## [Problem requirements]
If a line in the records contains the string "Legal", show that line.

Data items
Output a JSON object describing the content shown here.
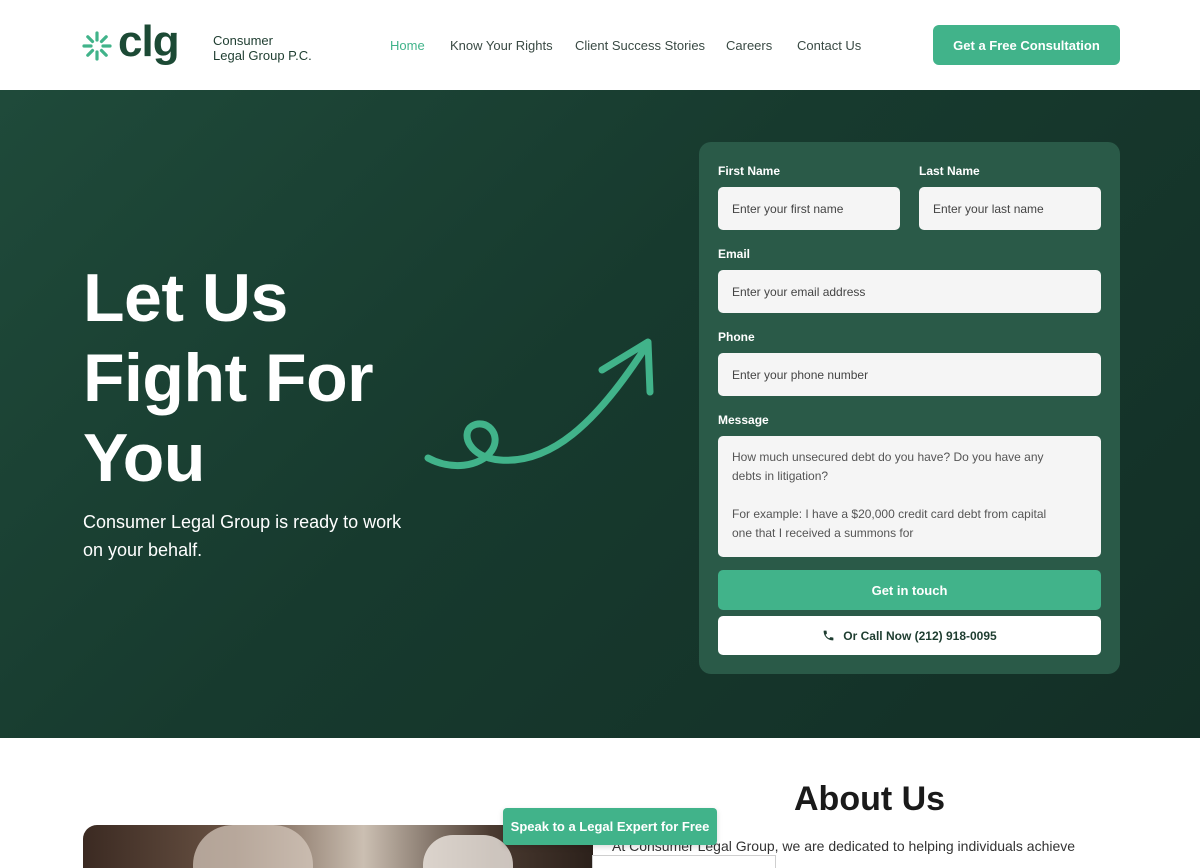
{
  "header": {
    "logo_text": "clg",
    "logo_sub_line1": "Consumer",
    "logo_sub_line2": "Legal Group P.C.",
    "nav": [
      "Home",
      "Know Your Rights",
      "Client Success Stories",
      "Careers",
      "Contact Us"
    ],
    "cta_label": "Get a Free Consultation"
  },
  "hero": {
    "title_line1": "Let Us",
    "title_line2": "Fight For",
    "title_line3": "You",
    "subtitle": "Consumer Legal Group is ready to work on your behalf."
  },
  "form": {
    "first_name_label": "First Name",
    "first_name_placeholder": "Enter your first name",
    "last_name_label": "Last Name",
    "last_name_placeholder": "Enter your last name",
    "email_label": "Email",
    "email_placeholder": "Enter your email address",
    "phone_label": "Phone",
    "phone_placeholder": "Enter your phone number",
    "message_label": "Message",
    "message_line1": "How much unsecured debt do you have? Do you have any",
    "message_line2": "debts in litigation?",
    "message_line3": "For example: I have a $20,000 credit card debt from capital",
    "message_line4": "one that I received a summons for",
    "submit_label": "Get in touch",
    "call_label": "Or Call Now (212) 918-0095"
  },
  "about": {
    "title": "About Us",
    "text": "At Consumer Legal Group, we are dedicated to helping individuals achieve",
    "speak_label": "Speak to a Legal Expert for Free"
  },
  "colors": {
    "accent": "#41b38a",
    "brand_dark": "#1c4a35",
    "hero_bg": "#173a2e",
    "form_bg": "#2a5a48"
  },
  "icons": {
    "logo": "starburst-logo-icon",
    "arrow": "curly-arrow-icon",
    "phone": "phone-icon"
  }
}
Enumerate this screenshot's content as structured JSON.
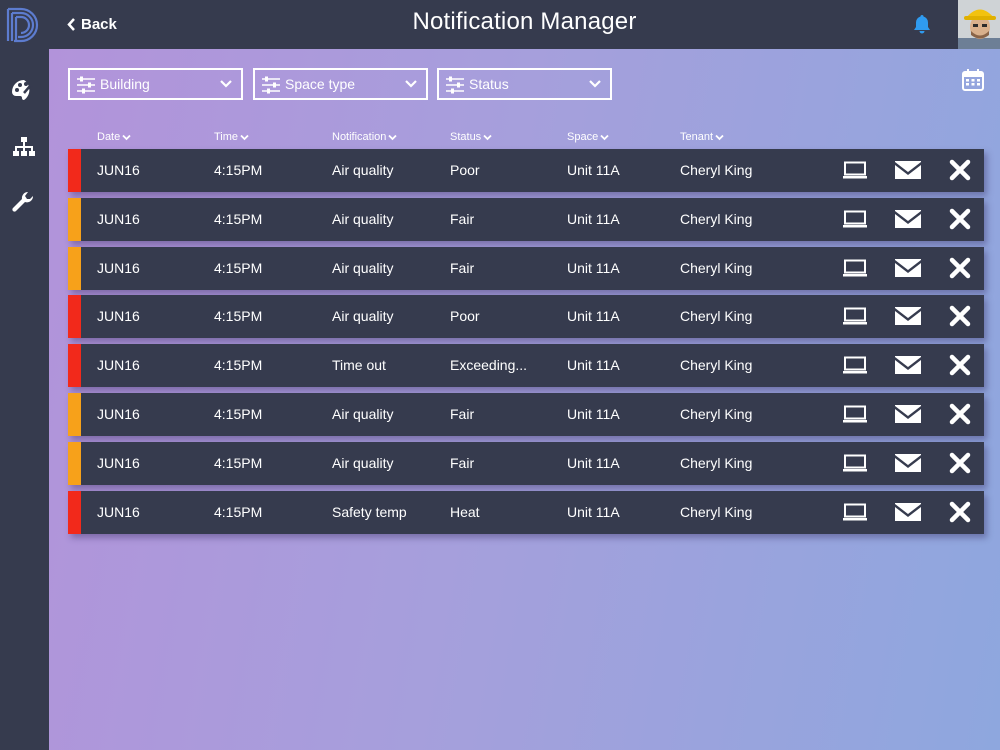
{
  "app": {
    "title": "Notification Manager",
    "back_label": "Back"
  },
  "colors": {
    "sidebar": "#363b4e",
    "row": "#363b4e",
    "accent_blue": "#2f9bf0",
    "severity_red": "#f2291b",
    "severity_orange": "#f7a11a",
    "gradient_start": "#b293da",
    "gradient_end": "#8ea7de"
  },
  "sidebar": {
    "items": [
      {
        "icon": "palette-icon"
      },
      {
        "icon": "sitemap-icon"
      },
      {
        "icon": "wrench-icon"
      }
    ]
  },
  "filters": [
    {
      "label": "Building",
      "icon": "sliders-icon"
    },
    {
      "label": "Space type",
      "icon": "sliders-icon"
    },
    {
      "label": "Status",
      "icon": "sliders-icon"
    }
  ],
  "columns": [
    "Date",
    "Time",
    "Notification",
    "Status",
    "Space",
    "Tenant"
  ],
  "rows": [
    {
      "severity": "red",
      "date": "JUN16",
      "time": "4:15PM",
      "notification": "Air quality",
      "status": "Poor",
      "space": "Unit 11A",
      "tenant": "Cheryl King"
    },
    {
      "severity": "orange",
      "date": "JUN16",
      "time": "4:15PM",
      "notification": "Air quality",
      "status": "Fair",
      "space": "Unit 11A",
      "tenant": "Cheryl King"
    },
    {
      "severity": "orange",
      "date": "JUN16",
      "time": "4:15PM",
      "notification": "Air quality",
      "status": "Fair",
      "space": "Unit 11A",
      "tenant": "Cheryl King"
    },
    {
      "severity": "red",
      "date": "JUN16",
      "time": "4:15PM",
      "notification": "Air quality",
      "status": "Poor",
      "space": "Unit 11A",
      "tenant": "Cheryl King"
    },
    {
      "severity": "red",
      "date": "JUN16",
      "time": "4:15PM",
      "notification": "Time out",
      "status": "Exceeding...",
      "space": "Unit 11A",
      "tenant": "Cheryl King"
    },
    {
      "severity": "orange",
      "date": "JUN16",
      "time": "4:15PM",
      "notification": "Air quality",
      "status": "Fair",
      "space": "Unit 11A",
      "tenant": "Cheryl King"
    },
    {
      "severity": "orange",
      "date": "JUN16",
      "time": "4:15PM",
      "notification": "Air quality",
      "status": "Fair",
      "space": "Unit 11A",
      "tenant": "Cheryl King"
    },
    {
      "severity": "red",
      "date": "JUN16",
      "time": "4:15PM",
      "notification": "Safety temp",
      "status": "Heat",
      "space": "Unit 11A",
      "tenant": "Cheryl King"
    }
  ],
  "row_actions": [
    "laptop-icon",
    "envelope-icon",
    "close-icon"
  ]
}
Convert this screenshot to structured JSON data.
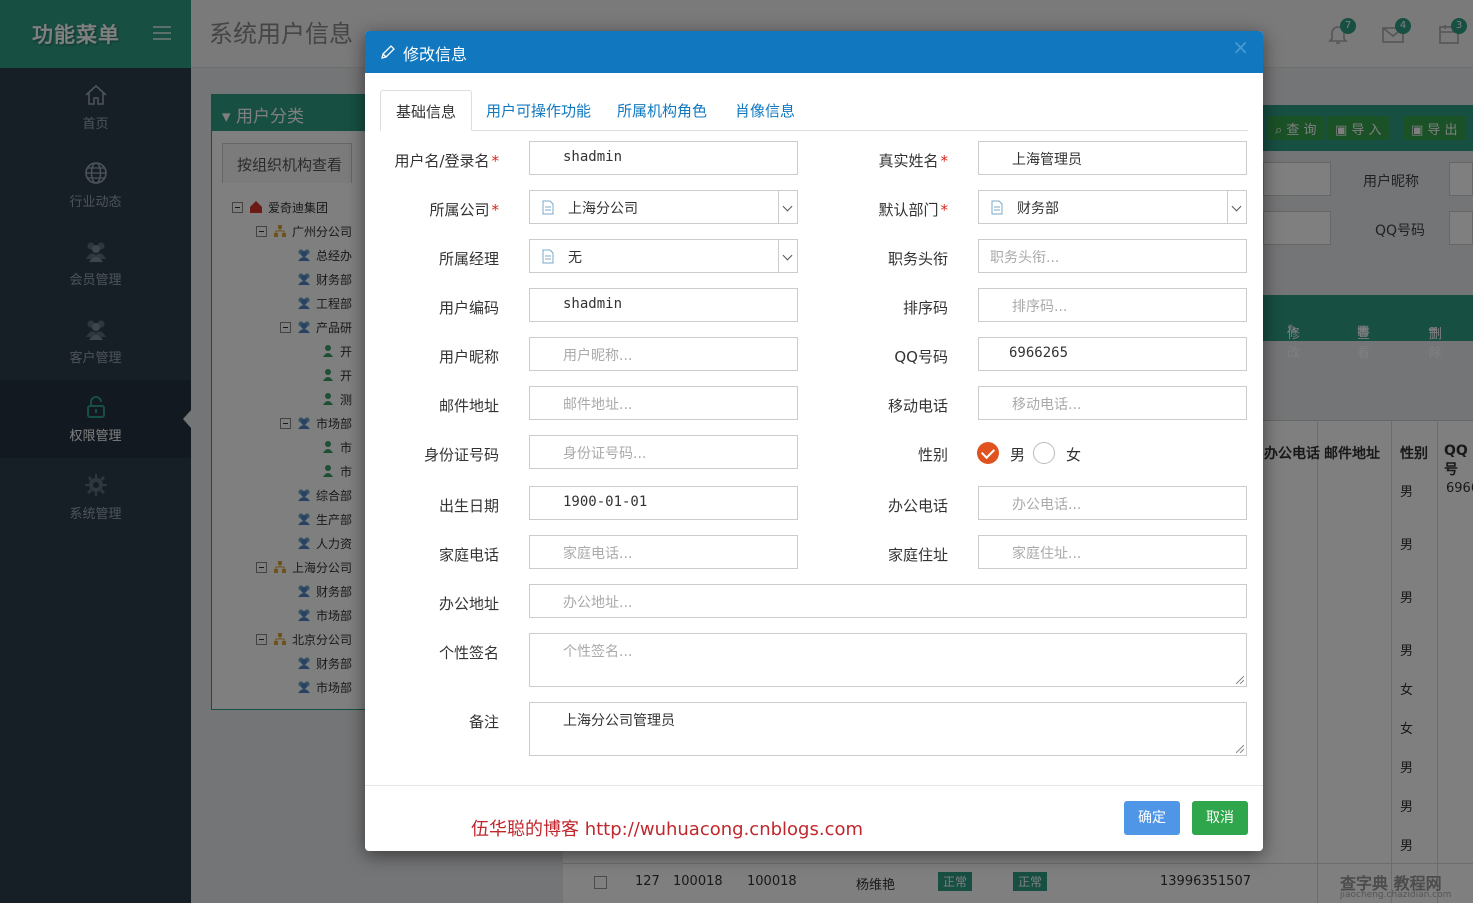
{
  "sidebar": {
    "brand": "功能菜单",
    "items": [
      {
        "label": "首页",
        "icon": "home-icon"
      },
      {
        "label": "行业动态",
        "icon": "globe-icon"
      },
      {
        "label": "会员管理",
        "icon": "users-icon"
      },
      {
        "label": "客户管理",
        "icon": "users-icon"
      },
      {
        "label": "权限管理",
        "icon": "lock-icon",
        "active": true
      },
      {
        "label": "系统管理",
        "icon": "gear-icon"
      }
    ]
  },
  "header": {
    "page_title": "系统用户信息",
    "badges": {
      "bell": "7",
      "mail": "4",
      "calendar": "3"
    }
  },
  "tree": {
    "title": "用户分类",
    "tab": "按组织机构查看",
    "nodes": [
      "爱奇迪集团",
      "广州分公司",
      "总经办",
      "财务部",
      "工程部",
      "产品研",
      "开",
      "开",
      "测",
      "市场部",
      "市",
      "市",
      "综合部",
      "生产部",
      "人力资",
      "上海分公司",
      "财务部",
      "市场部",
      "北京分公司",
      "财务部",
      "市场部"
    ]
  },
  "background": {
    "buttons": {
      "query": "查 询",
      "import": "导 入",
      "export": "导 出"
    },
    "labels": {
      "nickname": "用户昵称",
      "qq": "QQ号码"
    },
    "actions": {
      "edit": "修改",
      "view": "查看",
      "delete": "删除"
    },
    "columns": {
      "office_phone": "办公电话",
      "email": "邮件地址",
      "gender": "性别",
      "qq": "QQ号"
    },
    "genders": [
      "男",
      "男",
      "男",
      "男",
      "女",
      "女",
      "男",
      "男",
      "男"
    ],
    "first_qq": "6966",
    "last_row": {
      "id": "127",
      "code1": "100018",
      "code2": "100018",
      "name": "杨维艳",
      "status1": "正常",
      "status2": "正常",
      "phone": "13996351507"
    }
  },
  "modal": {
    "title": "修改信息",
    "close": "×",
    "tabs": [
      "基础信息",
      "用户可操作功能",
      "所属机构角色",
      "肖像信息"
    ],
    "fields": {
      "username": {
        "label": "用户名/登录名",
        "value": "shadmin"
      },
      "realname": {
        "label": "真实姓名",
        "value": "上海管理员"
      },
      "company": {
        "label": "所属公司",
        "value": "上海分公司"
      },
      "dept": {
        "label": "默认部门",
        "value": "财务部"
      },
      "manager": {
        "label": "所属经理",
        "value": "无"
      },
      "jobtitle": {
        "label": "职务头衔",
        "placeholder": "职务头衔..."
      },
      "usercode": {
        "label": "用户编码",
        "value": "shadmin"
      },
      "sortcode": {
        "label": "排序码",
        "placeholder": "排序码..."
      },
      "nickname": {
        "label": "用户昵称",
        "placeholder": "用户昵称..."
      },
      "qq": {
        "label": "QQ号码",
        "value": "6966265"
      },
      "email": {
        "label": "邮件地址",
        "placeholder": "邮件地址..."
      },
      "mobile": {
        "label": "移动电话",
        "placeholder": "移动电话..."
      },
      "idcard": {
        "label": "身份证号码",
        "placeholder": "身份证号码..."
      },
      "gender": {
        "label": "性别",
        "male": "男",
        "female": "女",
        "selected": "男"
      },
      "birthday": {
        "label": "出生日期",
        "value": "1900-01-01"
      },
      "officephone": {
        "label": "办公电话",
        "placeholder": "办公电话..."
      },
      "homephone": {
        "label": "家庭电话",
        "placeholder": "家庭电话..."
      },
      "homeaddr": {
        "label": "家庭住址",
        "placeholder": "家庭住址..."
      },
      "officeaddr": {
        "label": "办公地址",
        "placeholder": "办公地址..."
      },
      "signature": {
        "label": "个性签名",
        "placeholder": "个性签名..."
      },
      "remark": {
        "label": "备注",
        "value": "上海分公司管理员"
      }
    },
    "footer": {
      "blog": "伍华聪的博客  http://wuhuacong.cnblogs.com",
      "ok": "确定",
      "cancel": "取消"
    }
  },
  "corner": {
    "mark": "查字典 教程网",
    "url": "jiaocheng.chazidian.com"
  },
  "colors": {
    "teal": "#2e9e86",
    "modal_header": "#1178c0",
    "radio_checked": "#e0531f",
    "ok_button": "#4f97e6",
    "cancel_button": "#2fa64b"
  }
}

## [Output for this task]
    "logo_sub_line2": "Legal Group P.C.",
    "subtitle": "Consumer Legal Group is ready to work on your behalf."
    "text": "At Consumer Legal Group, we are dedicated to helping individuals achieve",
    "speak_label": "Speak to a Legal Expert for Free"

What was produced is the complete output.